On collective bargaining rights, Walker goes too far
Whatever you think of Gov. Walker's budget fix, his call for an end to collective bargaining rights for many state employees unnecessarily pours gasoline on what already was a red hot fire.
As I've stated on these pages, Walker's calls for state employees to contribute more to their pensions and fringe benefits is not out of line, especially with a $137 million shortfall in this biennium and a $3.6 billion structural deficit heading into 2011-13. But to deny workers the right to collectively bargain over benefits or work rules overplays his already-strong hand before he even sat down to negotiate with state employee unions.
In fairness to Walker, Wisconsin state Employee Union Executive Director Marty Beil hasn't exactly offered an olive branch, but media bluster isn't exactly something new in labor-management relations. Then again, if the Governor is serious about this plan, and I have no doubt he is, there won't be much of a relationship at all.
It now appears that Walker has the votes to pass this plan as presently structured, although it’s a close call in a State Senate controlled by his own party. I suspect there is stronger support for other parts of the plan, under which state workers would contribute 5.8% of their pay to their pension plans, and at least 12.6% of the cost of their health care premiums. That’s still a lot better than workers in the private sector, where thousand have made benefit concessions in order to keep their jobs.
Adding to the bitter pill Walker is asking state workers to swallow is that state troopers, police, and firefighters would be exempt. Walker says it's because potential job actions by these public safety employees would compromise public safety. This has led to charges of political favoritism, but in truth most of the public safety unions endorsed Tom Barrett in last fall's gubernatorial campaign.
I base my opinion on a belief, perhaps naive, that when push comes to shove, state employee unions will realize that it's better to accept benefit concessions than force the Governor to lay off workers, therefore weakening the size and strength of the unions, not to mention whack the Madison economy. There is no reason that ground given in economic hard times cannot be recaptured when the economy regains traction, especially if collective bargaining rights are maintained.
Walker's rationale for wanting to remove these rights is that the state has nothing to negotiate with. Fair enough, but in the future, when the economy improves and state coffers begin to fill, state workers should have the right to negotiate to regain what they have lost. When the state is in better financial shape, I hope they do.

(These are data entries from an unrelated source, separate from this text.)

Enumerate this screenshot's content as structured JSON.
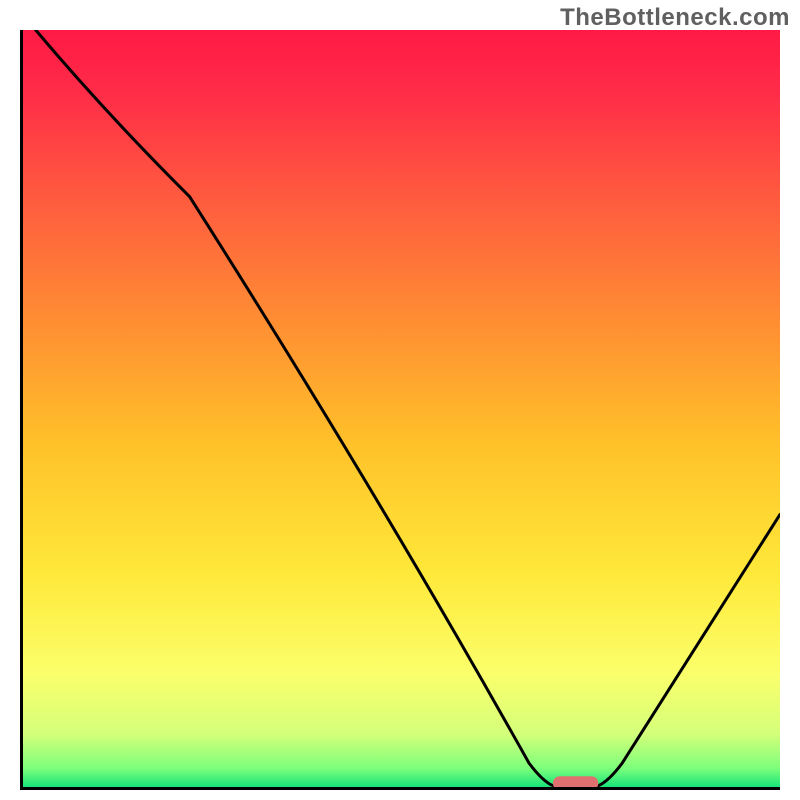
{
  "watermark": "TheBottleneck.com",
  "chart_data": {
    "type": "line",
    "title": "",
    "xlabel": "",
    "ylabel": "",
    "xlim": [
      0,
      100
    ],
    "ylim": [
      0,
      100
    ],
    "x": [
      0,
      22,
      70,
      76,
      100
    ],
    "values": [
      102,
      78,
      0,
      0,
      36
    ],
    "background_gradient": {
      "stops": [
        {
          "offset": 0.0,
          "color": "#ff1a45"
        },
        {
          "offset": 0.08,
          "color": "#ff2b48"
        },
        {
          "offset": 0.22,
          "color": "#ff5a3f"
        },
        {
          "offset": 0.38,
          "color": "#ff8c33"
        },
        {
          "offset": 0.55,
          "color": "#ffc229"
        },
        {
          "offset": 0.72,
          "color": "#ffe93a"
        },
        {
          "offset": 0.85,
          "color": "#fbff6b"
        },
        {
          "offset": 0.93,
          "color": "#d4ff7a"
        },
        {
          "offset": 0.975,
          "color": "#7dff7b"
        },
        {
          "offset": 1.0,
          "color": "#18e47a"
        }
      ]
    },
    "marker": {
      "x_start": 70,
      "x_end": 76,
      "y": 0.5,
      "color": "#e07070",
      "shape": "rounded-bar"
    },
    "series": [
      {
        "name": "bottleneck-curve",
        "x": [
          0,
          22,
          70,
          76,
          100
        ],
        "values": [
          102,
          78,
          0,
          0,
          36
        ]
      }
    ]
  }
}
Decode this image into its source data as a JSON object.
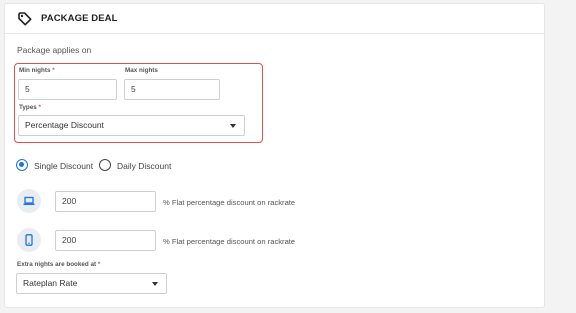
{
  "header": {
    "title": "PACKAGE DEAL",
    "icon": "tag-icon"
  },
  "applies_label": "Package applies on",
  "min_nights": {
    "label": "Min nights",
    "required": "*",
    "value": "5"
  },
  "max_nights": {
    "label": "Max nights",
    "value": "5"
  },
  "types": {
    "label": "Types",
    "required": "*",
    "selected": "Percentage Discount"
  },
  "discount_mode": {
    "options": [
      {
        "label": "Single Discount",
        "checked": true
      },
      {
        "label": "Daily Discount",
        "checked": false
      }
    ]
  },
  "desktop_discount": {
    "icon": "laptop-icon",
    "value": "200",
    "suffix": "% Flat percentage discount on rackrate"
  },
  "mobile_discount": {
    "icon": "mobile-phone-icon",
    "value": "200",
    "suffix": "% Flat percentage discount on rackrate"
  },
  "extra_nights": {
    "label": "Extra nights are booked at",
    "required": "*",
    "selected": "Rateplan Rate"
  },
  "colors": {
    "accent": "#1a73e8",
    "highlight": "#e04f54",
    "icon_bg": "#e9ecf1",
    "icon_fg": "#1a73e8"
  }
}
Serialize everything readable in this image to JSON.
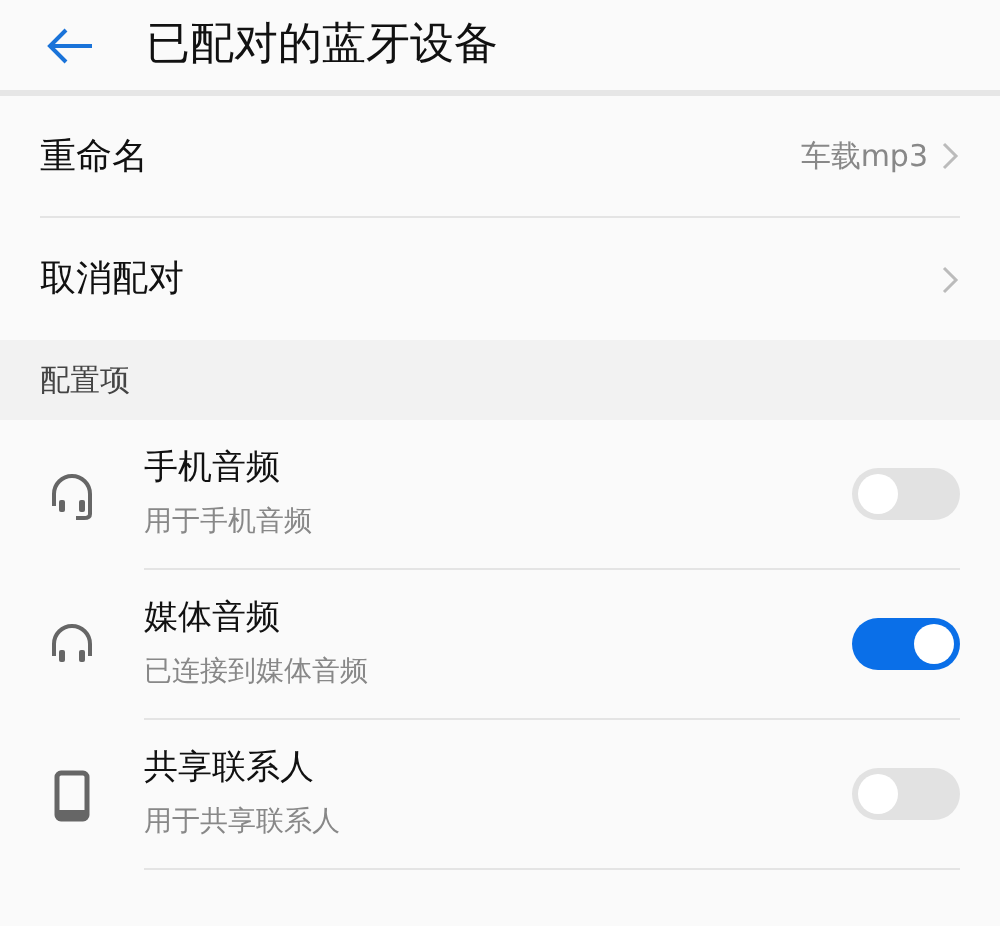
{
  "header": {
    "title": "已配对的蓝牙设备"
  },
  "actions": [
    {
      "label": "重命名",
      "value": "车载mp3"
    },
    {
      "label": "取消配对"
    }
  ],
  "section": {
    "title": "配置项"
  },
  "profiles": [
    {
      "kind": "headset",
      "title": "手机音频",
      "subtitle": "用于手机音频",
      "on": false
    },
    {
      "kind": "headphones",
      "title": "媒体音频",
      "subtitle": "已连接到媒体音频",
      "on": true
    },
    {
      "kind": "phone",
      "title": "共享联系人",
      "subtitle": "用于共享联系人",
      "on": false
    }
  ]
}
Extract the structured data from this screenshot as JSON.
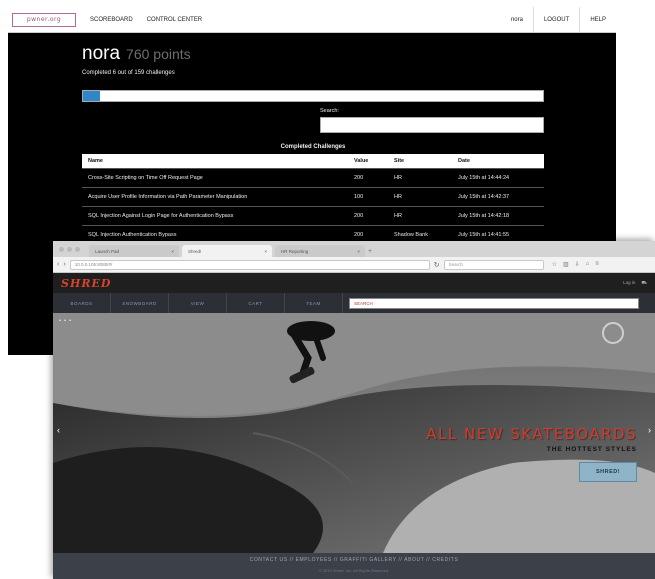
{
  "scoreboard": {
    "nav": {
      "logo": "pwner.org",
      "links": [
        "SCOREBOARD",
        "CONTROL CENTER"
      ],
      "user": "nora",
      "logout": "LOGOUT",
      "help": "HELP"
    },
    "username": "nora",
    "points": "760 points",
    "completed_text": "Completed 6 out of 159 challenges",
    "progress_fraction": 0.038,
    "search_label": "Search:",
    "search_value": "",
    "section_title": "Completed Challenges",
    "columns": [
      "Name",
      "Value",
      "Site",
      "Date"
    ],
    "rows": [
      [
        "Cross-Site Scripting on Time Off Request Page",
        "200",
        "HR",
        "July 15th at 14:44:24"
      ],
      [
        "Acquire User Profile Information via Path Parameter Manipulation",
        "100",
        "HR",
        "July 15th at 14:42:37"
      ],
      [
        "SQL Injection Against Login Page for Authentication Bypass",
        "200",
        "HR",
        "July 15th at 14:42:18"
      ],
      [
        "SQL Injection Authentication Bypass",
        "200",
        "Shadow Bank",
        "July 15th at 14:41:55"
      ]
    ]
  },
  "browser": {
    "tabs": [
      {
        "label": "Launch Pad",
        "active": false
      },
      {
        "label": "Shred!",
        "active": true
      },
      {
        "label": "HR Reporting",
        "active": false
      }
    ],
    "url": "10.0.0.105:8080/#/",
    "search_placeholder": "Search",
    "site": {
      "logo": "SHRED",
      "login": "Log in",
      "menu": [
        "BOARDS",
        "SNOWBOARD",
        "VIEW",
        "CART",
        "TEAM"
      ],
      "search_value": "SEARCH",
      "pager": "• • •",
      "hero_title": "ALL NEW SKATEBOARDS",
      "hero_subtitle": "THE HOTTEST STYLES",
      "hero_button": "SHRED!",
      "footer_links": "CONTACT US // EMPLOYEES // GRAFFITI GALLERY // ABOUT // CREDITS",
      "footer_copy": "© 2015 Shred, Inc. All Rights Reserved."
    }
  }
}
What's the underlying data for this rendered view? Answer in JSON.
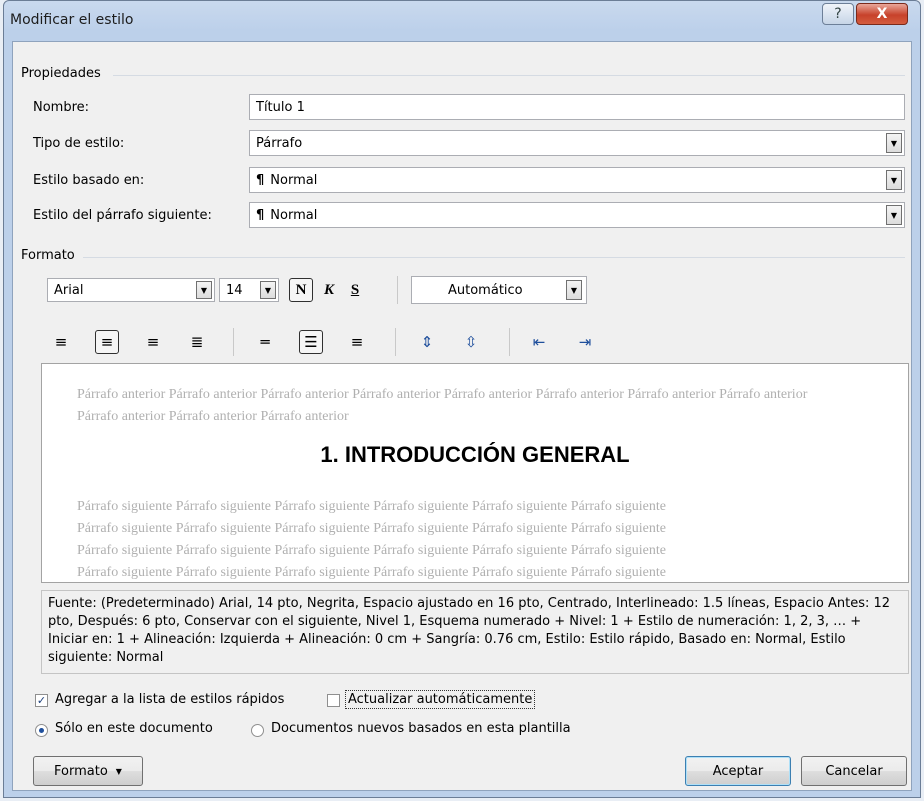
{
  "window": {
    "title": "Modificar el estilo",
    "help_glyph": "?",
    "close_glyph": "X"
  },
  "propiedades": {
    "group_label": "Propiedades",
    "nombre": {
      "label": "Nombre:",
      "value": "Título 1"
    },
    "tipo": {
      "label": "Tipo de estilo:",
      "value": "Párrafo"
    },
    "basado": {
      "label": "Estilo basado en:",
      "value": "Normal"
    },
    "siguiente": {
      "label": "Estilo del párrafo siguiente:",
      "value": "Normal"
    },
    "pilcrow": "¶"
  },
  "formato": {
    "group_label": "Formato",
    "font": "Arial",
    "size": "14",
    "bold": "N",
    "italic": "K",
    "underline": "S",
    "color": "Automático"
  },
  "preview": {
    "previous_text": "Párrafo anterior Párrafo anterior Párrafo anterior Párrafo anterior Párrafo anterior Párrafo anterior Párrafo anterior Párrafo anterior Párrafo anterior Párrafo anterior Párrafo anterior",
    "heading": "1.  INTRODUCCIÓN GENERAL",
    "next_lines": [
      "Párrafo siguiente Párrafo siguiente Párrafo siguiente Párrafo siguiente Párrafo siguiente Párrafo siguiente",
      "Párrafo siguiente Párrafo siguiente Párrafo siguiente Párrafo siguiente Párrafo siguiente Párrafo siguiente",
      "Párrafo siguiente Párrafo siguiente Párrafo siguiente Párrafo siguiente Párrafo siguiente Párrafo siguiente",
      "Párrafo siguiente Párrafo siguiente Párrafo siguiente Párrafo siguiente Párrafo siguiente Párrafo siguiente"
    ]
  },
  "description": "Fuente: (Predeterminado) Arial, 14 pto, Negrita, Espacio ajustado en 16 pto, Centrado, Interlineado:  1.5 líneas, Espacio Antes:  12 pto, Después:  6 pto, Conservar con el siguiente, Nivel 1, Esquema numerado + Nivel: 1 + Estilo de numeración: 1, 2, 3, … + Iniciar en: 1 + Alineación: Izquierda + Alineación:  0 cm + Sangría:  0.76 cm, Estilo: Estilo rápido, Basado en: Normal, Estilo siguiente: Normal",
  "options": {
    "quick_styles": {
      "label": "Agregar a la lista de estilos rápidos",
      "checked": true,
      "check_glyph": "✓"
    },
    "auto_update": {
      "label": "Actualizar automáticamente",
      "checked": false
    },
    "only_doc": {
      "label": "Sólo en este documento",
      "selected": true
    },
    "new_docs": {
      "label": "Documentos nuevos basados en esta plantilla",
      "selected": false
    }
  },
  "buttons": {
    "formato": "Formato",
    "aceptar": "Aceptar",
    "cancelar": "Cancelar"
  },
  "icons": {
    "dropdown": "▼",
    "align_left": "≡",
    "align_center": "≡",
    "align_right": "≡",
    "justify": "≣",
    "spacing_single": "═",
    "spacing_onehalf": "☰",
    "spacing_double": "≡",
    "para_space_increase": "⇕",
    "para_space_decrease": "⇳",
    "indent_decrease": "⇤",
    "indent_increase": "⇥"
  }
}
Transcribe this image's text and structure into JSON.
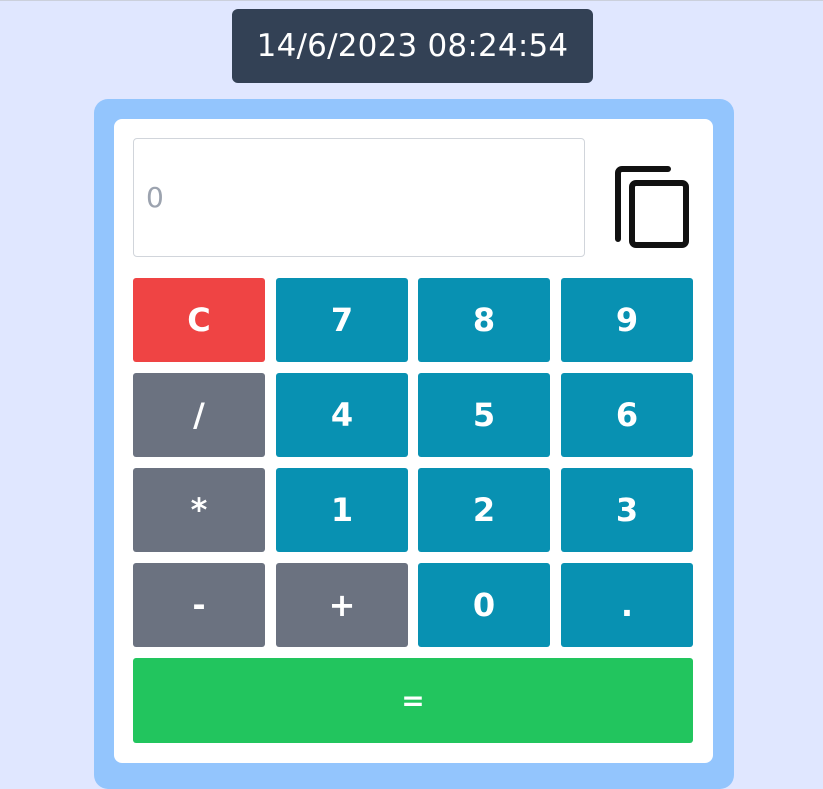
{
  "header": {
    "datetime": "14/6/2023 08:24:54"
  },
  "display": {
    "placeholder": "0",
    "value": ""
  },
  "icons": {
    "copy": "copy-icon"
  },
  "keys": {
    "clear": "C",
    "seven": "7",
    "eight": "8",
    "nine": "9",
    "divide": "/",
    "four": "4",
    "five": "5",
    "six": "6",
    "multiply": "*",
    "one": "1",
    "two": "2",
    "three": "3",
    "minus": "-",
    "plus": "+",
    "zero": "0",
    "dot": ".",
    "equals": "="
  },
  "colors": {
    "background": "#e0e7ff",
    "frame": "#93c5fd",
    "datetime_bg": "#334155",
    "number_key": "#0891b2",
    "operator_key": "#6b7280",
    "clear_key": "#ef4444",
    "equals_key": "#22c55e"
  }
}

The strength of the union's bargaining position is always in direct proportion to the strength of the state's finances, and right now both are weak. Perhaps Walker would have had to resort to stripping workers of collecting bargain rights somewhere down the road (and soon), but at least come to the table to see if their negotiating posture matches the public rhetoric. If the Legislature balks at this controversial part of the budget fix, the Governor will have some egg on his face, and he might well have to come to the table in a weaker position than he started with. He is right about the need to fix the state's fiscal mess, but in denying collective bargaining rights to some but not others, the focus is taken off whether the unions have a firm grasp on economic reality.